[Start of section]
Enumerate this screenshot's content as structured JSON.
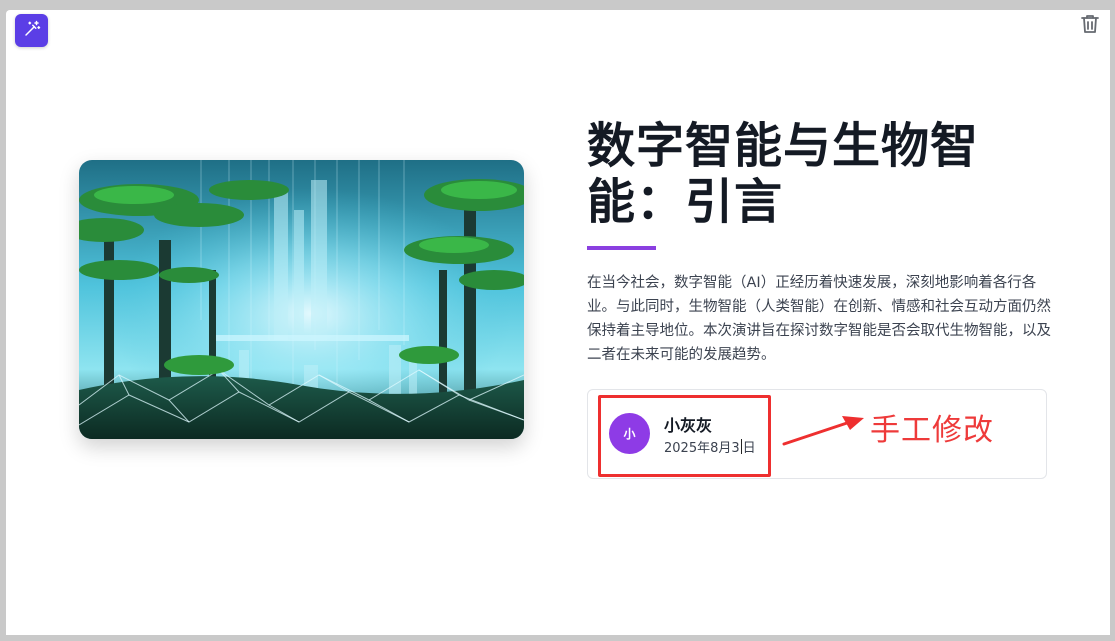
{
  "toolbar": {
    "magic_icon": "magic-wand-icon",
    "delete_icon": "trash-icon"
  },
  "slide": {
    "image_alt": "futuristic forest city illustration",
    "title": "数字智能与生物智能：引言",
    "intro": "在当今社会，数字智能（AI）正经历着快速发展，深刻地影响着各行各业。与此同时，生物智能（人类智能）在创新、情感和社会互动方面仍然保持着主导地位。本次演讲旨在探讨数字智能是否会取代生物智能，以及二者在未来可能的发展趋势。",
    "author": {
      "avatar_initial": "小",
      "name": "小灰灰",
      "date_before_caret": "2025年8月3",
      "date_after_caret": "日"
    }
  },
  "annotation": {
    "text": "手工修改"
  },
  "colors": {
    "accent_purple": "#8a3fe0",
    "magic_button": "#5b3ee6",
    "annotation_red": "#ee2f2f",
    "title": "#141a24"
  }
}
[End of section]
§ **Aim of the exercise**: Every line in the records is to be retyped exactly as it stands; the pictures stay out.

§ **Task result**:
Enumerate this screenshot's content as structured JSON.
{
  "toolbar": {
    "magic_icon": "magic-wand-icon",
    "delete_icon": "trash-icon"
  },
  "slide": {
    "image_alt": "futuristic forest city illustration",
    "title": "数字智能与生物智能：引言",
    "intro": "在当今社会，数字智能（AI）正经历着快速发展，深刻地影响着各行各业。与此同时，生物智能（人类智能）在创新、情感和社会互动方面仍然保持着主导地位。本次演讲旨在探讨数字智能是否会取代生物智能，以及二者在未来可能的发展趋势。",
    "author": {
      "avatar_initial": "小",
      "name": "小灰灰",
      "date_before_caret": "2025年8月3",
      "date_after_caret": "日"
    }
  },
  "annotation": {
    "text": "手工修改"
  },
  "colors": {
    "accent_purple": "#8a3fe0",
    "magic_button": "#5b3ee6",
    "annotation_red": "#ee2f2f",
    "title": "#141a24"
  }
}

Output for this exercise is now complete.